--- Activity ---
Within the entries below, find every line that has the string "true", then copy it.

--- Input Enclosed Below ---

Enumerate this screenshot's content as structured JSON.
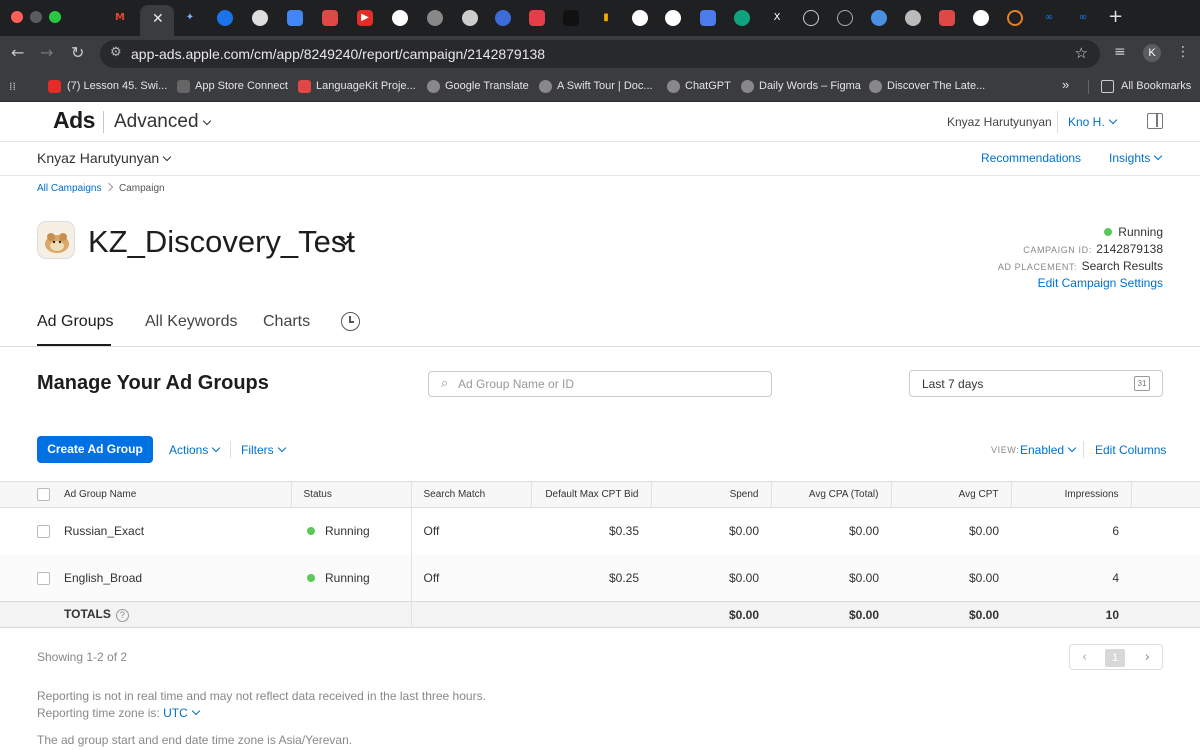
{
  "browser": {
    "url": "app-ads.apple.com/cm/app/8249240/report/campaign/2142879138",
    "active_tab_close": "✕",
    "new_tab": "+",
    "profile_initial": "K",
    "bookmarks": [
      {
        "label": "(7) Lesson 45. Swi...",
        "color": "#e52d27"
      },
      {
        "label": "App Store Connect",
        "color": "#555"
      },
      {
        "label": "LanguageKit Proje...",
        "color": "#e04848"
      },
      {
        "label": "Google Translate",
        "color": "#777"
      },
      {
        "label": "A Swift Tour | Doc...",
        "color": "#777"
      },
      {
        "label": "ChatGPT",
        "color": "#777"
      },
      {
        "label": "Daily Words – Figma",
        "color": "#777"
      },
      {
        "label": "Discover The Late...",
        "color": "#777"
      }
    ],
    "more_bookmarks": "»",
    "all_bookmarks": "All Bookmarks"
  },
  "header": {
    "brand": "Ads",
    "product": "Advanced",
    "user_name": "Knyaz Harutyunyan",
    "account": "Kno H.",
    "org": "Knyaz Harutyunyan",
    "recommendations": "Recommendations",
    "insights": "Insights"
  },
  "breadcrumb": {
    "root": "All Campaigns",
    "current": "Campaign"
  },
  "campaign": {
    "name": "KZ_Discovery_Test",
    "status": "Running",
    "status_color": "#5ac85a",
    "id_label": "CAMPAIGN ID:",
    "id": "2142879138",
    "placement_label": "AD PLACEMENT:",
    "placement": "Search Results",
    "edit_settings": "Edit Campaign Settings"
  },
  "tabs": [
    {
      "label": "Ad Groups",
      "active": true
    },
    {
      "label": "All Keywords",
      "active": false
    },
    {
      "label": "Charts",
      "active": false
    }
  ],
  "section": {
    "title": "Manage Your Ad Groups",
    "search_placeholder": "Ad Group Name or ID",
    "date_range": "Last 7 days",
    "calendar_day": "31",
    "create_button": "Create Ad Group",
    "actions": "Actions",
    "filters": "Filters",
    "view_label": "VIEW:",
    "view_value": "Enabled",
    "edit_columns": "Edit Columns"
  },
  "table": {
    "columns": [
      "Ad Group Name",
      "Status",
      "Search Match",
      "Default Max CPT Bid",
      "Spend",
      "Avg CPA (Total)",
      "Avg CPT",
      "Impressions"
    ],
    "rows": [
      {
        "name": "Russian_Exact",
        "status": "Running",
        "search_match": "Off",
        "bid": "$0.35",
        "spend": "$0.00",
        "avg_cpa": "$0.00",
        "avg_cpt": "$0.00",
        "impressions": "6"
      },
      {
        "name": "English_Broad",
        "status": "Running",
        "search_match": "Off",
        "bid": "$0.25",
        "spend": "$0.00",
        "avg_cpa": "$0.00",
        "avg_cpt": "$0.00",
        "impressions": "4"
      }
    ],
    "totals": {
      "label": "TOTALS",
      "spend": "$0.00",
      "avg_cpa": "$0.00",
      "avg_cpt": "$0.00",
      "impressions": "10"
    }
  },
  "footer": {
    "showing": "Showing 1-2 of 2",
    "page": "1",
    "note_realtime": "Reporting is not in real time and may not reflect data received in the last three hours.",
    "timezone_label": "Reporting time zone is:",
    "timezone": "UTC",
    "adgroup_tz_note": "The ad group start and end date time zone is Asia/Yerevan."
  }
}
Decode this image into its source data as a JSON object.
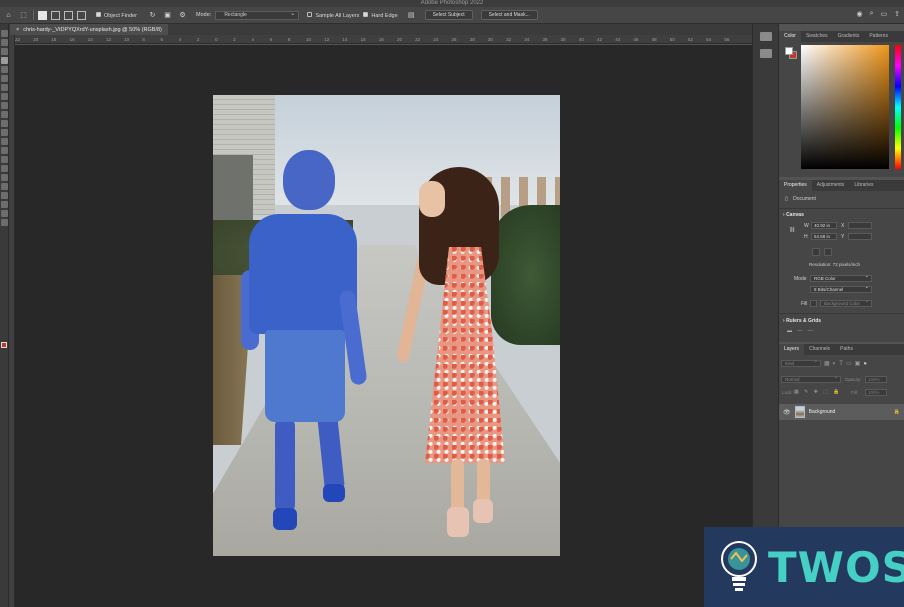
{
  "window": {
    "title": "Adobe Photoshop 2022"
  },
  "options_bar": {
    "object_finder_label": "Object Finder",
    "mode_label": "Mode:",
    "mode_value": "Rectangle",
    "sample_all_layers_label": "Sample All Layers",
    "hard_edge_label": "Hard Edge",
    "select_subject_label": "Select Subject",
    "select_and_mask_label": "Select and Mask...",
    "icons": [
      "home-icon",
      "object-selection-tool-icon",
      "new-selection-icon",
      "add-selection-icon",
      "subtract-selection-icon",
      "intersect-selection-icon",
      "refresh-icon",
      "show-objects-icon",
      "gear-icon",
      "workspace-icon",
      "user-icon",
      "search-icon",
      "frame-icon",
      "share-icon"
    ]
  },
  "document": {
    "tab_label": "chris-hardy-_VtDPYQXrdY-unsplash.jpg @ 50% (RGB/8)",
    "close_icon": "close-icon"
  },
  "ruler": {
    "top_ticks": [
      "22",
      "20",
      "18",
      "16",
      "14",
      "12",
      "10",
      "8",
      "6",
      "4",
      "2",
      "0",
      "2",
      "4",
      "6",
      "8",
      "10",
      "12",
      "14",
      "16",
      "18",
      "20",
      "22",
      "24",
      "26",
      "28",
      "30",
      "32",
      "34",
      "36",
      "38",
      "40",
      "42",
      "44",
      "46",
      "48",
      "50",
      "52",
      "54",
      "56"
    ]
  },
  "color_panel": {
    "tabs": [
      "Color",
      "Swatches",
      "Gradients",
      "Patterns"
    ],
    "active_tab": "Color",
    "foreground_color": "#ffffff",
    "background_color": "#c0392b",
    "field_hue": "#f0961a"
  },
  "properties_panel": {
    "tabs": [
      "Properties",
      "Adjustments",
      "Libraries"
    ],
    "active_tab": "Properties",
    "doc_label": "Document",
    "canvas_header": "Canvas",
    "w_label": "W",
    "w_value": "40.92 in",
    "h_label": "H",
    "h_value": "54.58 in",
    "x_label": "X",
    "y_label": "Y",
    "resolution": "Resolution: 72 pixels/inch",
    "mode_label": "Mode",
    "mode_value": "RGB Color",
    "depth_value": "8 Bits/Channel",
    "fill_label": "Fill",
    "fill_value": "Background Color",
    "rulers_header": "Rulers & Grids"
  },
  "layers_panel": {
    "tabs": [
      "Layers",
      "Channels",
      "Paths"
    ],
    "active_tab": "Layers",
    "kind_placeholder": "Kind",
    "blend_mode": "Normal",
    "opacity_label": "Opacity:",
    "opacity_value": "100%",
    "lock_label": "Lock:",
    "fill_label": "Fill:",
    "fill_value": "100%",
    "layers": [
      {
        "name": "Background",
        "visible": true,
        "locked": true
      }
    ]
  },
  "brand": {
    "text": "TWOS"
  }
}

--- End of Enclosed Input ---

--- Solution ---
      "active": true
        "visible": true,
        "locked": true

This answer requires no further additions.